The argon attached to the aquarium uses inputs from a photo-resistor and a time function. The time function is essentially called from the cloud because the argon is connected to the internet via wifi. During the hours of 8 a.m. to 9 p.m., the argon knows that one criteria for the light is met. The other criteria is the detected current value from the photo-resistor. If the value is under a predetermined value then the second criteria is met and the aquarium light turns on. If the time is not within the specified bounds, the light is off. If the detected value is greater than the predetermined value, the light is off. Another important input to note is that in its initial state the circuit is not active and argon is not using any inputs, the light is just off. The circuit gets turned on when a button attached to a second argon is pressed. This publishes an event turning the aquarium argon on. The second argon also displays the status of the aquarium argon in real-time. If the LED is red, the aquarium light is on, if it's yellow the light is off, and if the D7 light is on but the LED is off then the circuit is in an "off" state. When the circuit is active during the specified hours, the aquarium argon publishes the sensor value so that ThingSpeak can graph it in real-time.
1. Using tinker to determine the sensitivity and light on values for the photo-resistor is the absolute first step.

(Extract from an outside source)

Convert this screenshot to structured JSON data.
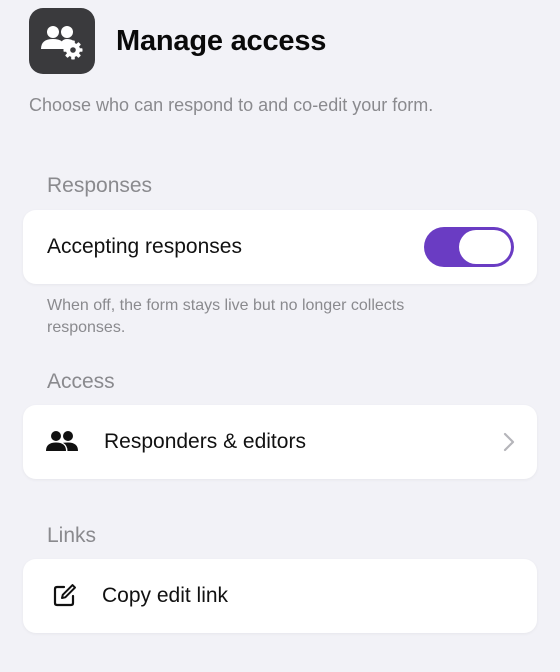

2. The photo-resistor, in my case, flipped before filming. Before filming, values were shown at about 3500 with no lights, and under 2500 with lights on. As of filming, the values read 900+ for lights on and under 700 for no lights on.
3. The sensing argon code shows what appears to be several repeats in the code. This is because > and < symbols in the didn't turn off the light but the = sign did when the set time was reached. This is the only way I found to get the time function to work correctly.
YouTube: Video 1 is a brief explanation of how things work, and an example of the project working. Video 2 shows the tank light turning off at 9 p.m.